By Peter Meany, Head of Global Listed Infrastructure at First Sentier Investors
The global listed infrastructure asset class gave up ground in November as news of a potentially more infectious coronavirus variant and indications that the US Federal Reserve may start to reduce monetary stimulus measures sooner than expected weighed on financial markets. The FTSE Global Core Infrastructure 50/50 index returned -2.2%, while the MSCI World index ended the month -1.6% lower.
The best performing infrastructure sector was water / waste (+1%) as investors sought defensive exposure. Toll roads (+1%) also held up well, with Asia-Pacific operators tending to outperform European peers.
The worst performing infrastructure sector was Pipelines (-6%), on concerns the Omicron coronavirus variant may hinder the global economic recovery and reduce demand for energy. Airports (-6%) underperformed as strong October passenger volumes were overshadowed by an uncertain outlook for global mobility, as a number of countries tightened travel restrictions.
The best performing infrastructure region was the UK (+7%), reflecting gains from its utility stocks. The worst performing infrastructure region was Canada (-5%) owing to underperformance from its pipelines.
During the month, US President Joe Biden signed the $1.2 trillion bipartisan infrastructure plan into law.
We believe certain European, Asia Pacific and Latin American toll roads operators represent exceptional value at current levels, with traffic volumes proving significantly more resilient than those of other transport infrastructure assets.

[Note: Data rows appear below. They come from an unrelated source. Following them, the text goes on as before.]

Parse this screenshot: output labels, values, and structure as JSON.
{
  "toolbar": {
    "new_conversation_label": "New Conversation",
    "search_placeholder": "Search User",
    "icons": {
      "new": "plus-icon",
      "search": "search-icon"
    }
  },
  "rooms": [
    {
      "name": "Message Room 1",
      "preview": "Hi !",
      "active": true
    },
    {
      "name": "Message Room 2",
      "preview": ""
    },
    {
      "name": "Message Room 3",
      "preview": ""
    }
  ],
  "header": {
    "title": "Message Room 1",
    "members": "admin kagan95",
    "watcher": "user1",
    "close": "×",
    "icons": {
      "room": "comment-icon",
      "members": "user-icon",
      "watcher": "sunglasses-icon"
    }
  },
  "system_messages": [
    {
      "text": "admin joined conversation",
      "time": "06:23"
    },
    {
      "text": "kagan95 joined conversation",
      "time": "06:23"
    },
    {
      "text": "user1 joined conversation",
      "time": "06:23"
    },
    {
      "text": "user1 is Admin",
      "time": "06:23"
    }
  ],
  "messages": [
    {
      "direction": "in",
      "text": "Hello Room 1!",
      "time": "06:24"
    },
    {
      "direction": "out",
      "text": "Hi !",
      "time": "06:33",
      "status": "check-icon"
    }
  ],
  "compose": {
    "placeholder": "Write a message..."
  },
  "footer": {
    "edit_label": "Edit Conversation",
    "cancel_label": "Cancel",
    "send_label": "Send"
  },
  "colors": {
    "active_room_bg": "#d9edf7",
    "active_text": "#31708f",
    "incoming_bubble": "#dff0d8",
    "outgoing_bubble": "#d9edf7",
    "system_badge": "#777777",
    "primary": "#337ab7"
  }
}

While new coronavirus variants have clouded the near term outlook, we remain confident that toll roads will lead a return to normal demand levels as economic activity levels continue to pick up.

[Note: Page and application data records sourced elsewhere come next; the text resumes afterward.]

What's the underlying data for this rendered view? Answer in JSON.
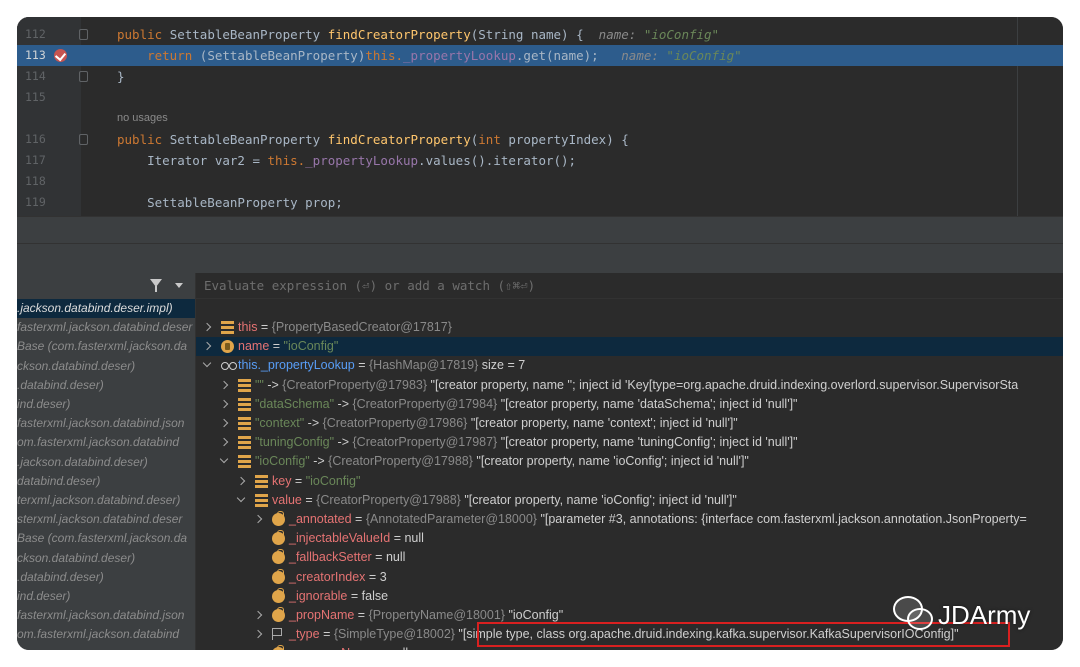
{
  "editor": {
    "lines": [
      {
        "num": "112",
        "parts": [
          {
            "t": "public ",
            "c": "kw"
          },
          {
            "t": "SettableBeanProperty ",
            "c": ""
          },
          {
            "t": "findCreatorProperty",
            "c": "fn"
          },
          {
            "t": "(String name) {  ",
            "c": ""
          },
          {
            "t": "name: ",
            "c": "hint"
          },
          {
            "t": "\"ioConfig\"",
            "c": "hintval"
          }
        ]
      },
      {
        "num": "113",
        "parts": [
          {
            "t": "    return ",
            "c": "kw"
          },
          {
            "t": "(SettableBeanProperty)",
            "c": ""
          },
          {
            "t": "this.",
            "c": "kw"
          },
          {
            "t": "_propertyLookup",
            "c": "fld"
          },
          {
            "t": ".get(name);   ",
            "c": ""
          },
          {
            "t": "name: ",
            "c": "hint"
          },
          {
            "t": "\"ioConfig\"",
            "c": "hintval"
          }
        ]
      },
      {
        "num": "114",
        "parts": [
          {
            "t": "}",
            "c": ""
          }
        ]
      },
      {
        "num": "115",
        "parts": []
      },
      {
        "num": "116",
        "parts": [
          {
            "t": "public ",
            "c": "kw"
          },
          {
            "t": "SettableBeanProperty ",
            "c": ""
          },
          {
            "t": "findCreatorProperty",
            "c": "fn"
          },
          {
            "t": "(",
            "c": ""
          },
          {
            "t": "int ",
            "c": "kw"
          },
          {
            "t": "propertyIndex) {",
            "c": ""
          }
        ]
      },
      {
        "num": "117",
        "parts": [
          {
            "t": "    Iterator var2 = ",
            "c": ""
          },
          {
            "t": "this.",
            "c": "kw"
          },
          {
            "t": "_propertyLookup",
            "c": "fld"
          },
          {
            "t": ".values().iterator();",
            "c": ""
          }
        ]
      },
      {
        "num": "118",
        "parts": []
      },
      {
        "num": "119",
        "parts": [
          {
            "t": "    SettableBeanProperty prop;",
            "c": ""
          }
        ]
      }
    ],
    "no_usages": "no usages"
  },
  "debugger": {
    "eval_placeholder": "Evaluate expression (⏎) or add a watch (⇧⌘⏎)",
    "frames": [
      ".jackson.databind.deser.impl)",
      "fasterxml.jackson.databind.deser",
      "Base (com.fasterxml.jackson.da",
      "ckson.databind.deser)",
      ".databind.deser)",
      "ind.deser)",
      "fasterxml.jackson.databind.json",
      "om.fasterxml.jackson.databind",
      ".jackson.databind.deser)",
      "databind.deser)",
      "terxml.jackson.databind.deser)",
      "sterxml.jackson.databind.deser",
      "Base (com.fasterxml.jackson.da",
      "ckson.databind.deser)",
      ".databind.deser)",
      "ind.deser)",
      "fasterxml.jackson.databind.json",
      "om.fasterxml.jackson.databind"
    ],
    "variables": [
      {
        "name": "this",
        "sep": " = ",
        "type": "{PropertyBasedCreator@17817}",
        "val": ""
      },
      {
        "name": "name",
        "sep": " = ",
        "type": "",
        "val": "\"ioConfig\""
      },
      {
        "name": "this._propertyLookup",
        "sep": " = ",
        "type": "{HashMap@17819}",
        "val": "  size = 7"
      },
      {
        "name": "\"\"",
        "sep": " -> ",
        "type": "{CreatorProperty@17983}",
        "val": " \"[creator property, name ''; inject id 'Key[type=org.apache.druid.indexing.overlord.supervisor.SupervisorSta"
      },
      {
        "name": "\"dataSchema\"",
        "sep": " -> ",
        "type": "{CreatorProperty@17984}",
        "val": " \"[creator property, name 'dataSchema'; inject id 'null']\""
      },
      {
        "name": "\"context\"",
        "sep": " -> ",
        "type": "{CreatorProperty@17986}",
        "val": " \"[creator property, name 'context'; inject id 'null']\""
      },
      {
        "name": "\"tuningConfig\"",
        "sep": " -> ",
        "type": "{CreatorProperty@17987}",
        "val": " \"[creator property, name 'tuningConfig'; inject id 'null']\""
      },
      {
        "name": "\"ioConfig\"",
        "sep": " -> ",
        "type": "{CreatorProperty@17988}",
        "val": " \"[creator property, name 'ioConfig'; inject id 'null']\""
      },
      {
        "name": "key",
        "sep": " = ",
        "type": "",
        "val": "\"ioConfig\""
      },
      {
        "name": "value",
        "sep": " = ",
        "type": "{CreatorProperty@17988}",
        "val": " \"[creator property, name 'ioConfig'; inject id 'null']\""
      },
      {
        "name": "_annotated",
        "sep": " = ",
        "type": "{AnnotatedParameter@18000}",
        "val": " \"[parameter #3, annotations: {interface com.fasterxml.jackson.annotation.JsonProperty="
      },
      {
        "name": "_injectableValueId",
        "sep": " = ",
        "type": "",
        "val": "null"
      },
      {
        "name": "_fallbackSetter",
        "sep": " = ",
        "type": "",
        "val": "null"
      },
      {
        "name": "_creatorIndex",
        "sep": " = ",
        "type": "",
        "val": "3"
      },
      {
        "name": "_ignorable",
        "sep": " = ",
        "type": "",
        "val": "false"
      },
      {
        "name": "_propName",
        "sep": " = ",
        "type": "{PropertyName@18001}",
        "val": " \"ioConfig\""
      },
      {
        "name": "_type",
        "sep": " = ",
        "type": "{SimpleType@18002}",
        "val": " \"[simple type, class org.apache.druid.indexing.kafka.supervisor.KafkaSupervisorIOConfig]\""
      },
      {
        "name": "_wrapperName",
        "sep": " = ",
        "type": "",
        "val": "null"
      }
    ]
  },
  "watermark": {
    "text": "JDArmy"
  },
  "colors": {
    "highlight": "#2d5c8c",
    "selection": "#0d293e",
    "annotation_box": "#d92020"
  }
}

In the railroads sector, North American freight rail operators are unique and valuable franchises. Their wholly-owned track networks are high quality infrastructure assets which can never be replicated. They typically operate under duopoly market conditions, with significant numbers of captive customers such as grain, chemical and auto producers giving them strong pricing power over long haul routes. Improving operating efficiency provides further scope to grow earnings.

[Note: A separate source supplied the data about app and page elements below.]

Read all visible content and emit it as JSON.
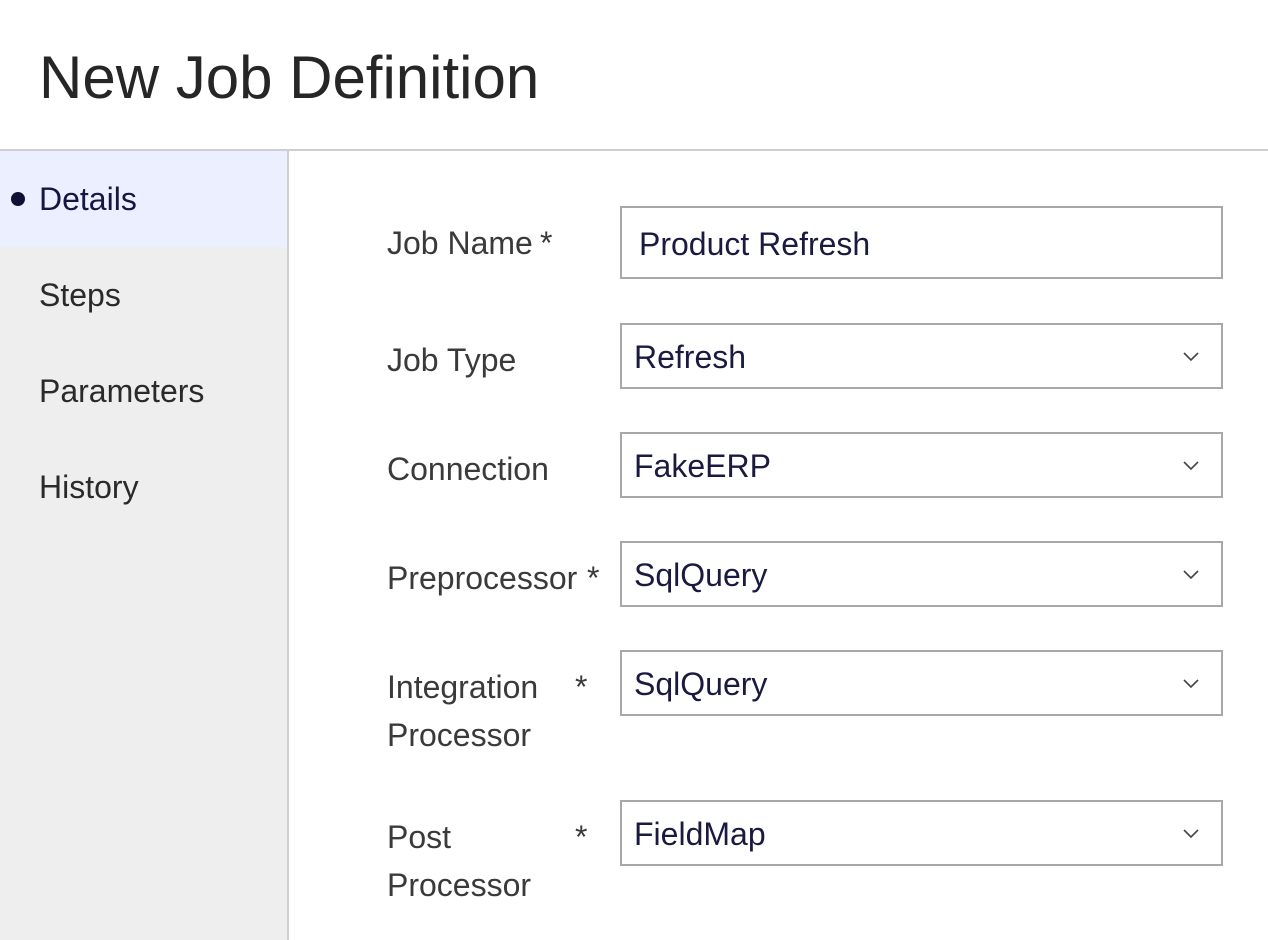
{
  "page": {
    "title": "New Job Definition"
  },
  "sidebar": {
    "items": [
      {
        "label": "Details",
        "active": true
      },
      {
        "label": "Steps",
        "active": false
      },
      {
        "label": "Parameters",
        "active": false
      },
      {
        "label": "History",
        "active": false
      }
    ]
  },
  "form": {
    "job_name": {
      "label": "Job Name",
      "required": "*",
      "value": "Product Refresh"
    },
    "job_type": {
      "label": "Job Type",
      "value": "Refresh"
    },
    "connection": {
      "label": "Connection",
      "value": "FakeERP"
    },
    "preprocessor": {
      "label": "Preprocessor",
      "required": "*",
      "value": "SqlQuery"
    },
    "integration_processor": {
      "label_line1": "Integration",
      "label_line2": "Processor",
      "required": "*",
      "value": "SqlQuery"
    },
    "post_processor": {
      "label_line1": "Post",
      "label_line2": "Processor",
      "required": "*",
      "value": "FieldMap"
    }
  },
  "icons": {
    "select_chevron": "chevron-down-icon",
    "active_nav_marker": "bullet-icon"
  },
  "colors": {
    "active_nav_background": "#ebefff",
    "sidebar_background": "#eeeeee",
    "input_border": "#a8a8a8",
    "value_text": "#1a1a40"
  }
}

Electric and multi-utilities represent a large segment of the global listed infrastructure universe, and are a good source of yield and defence, but some are trading at levels where limited mispricing is evident. That said, we do like companies with the scope to derive steady, low risk earnings growth from rate base investment (replacing ageing distribution networks, upgrading substations, expanding transmission lines); and the replacement of older coal-fired power stations with wind farms and solar power.
The emergence of the Omicron variant has underscored how vulnerable airlines remain to coronavirus-related disruption. We like higher quality European operators such as Spain’s AENA whose passenger mix is tilted towards Leisure and VFR (visiting friends and relatives) travellers. These categories could see numbers rebound sharply as travel restrictions are lifted.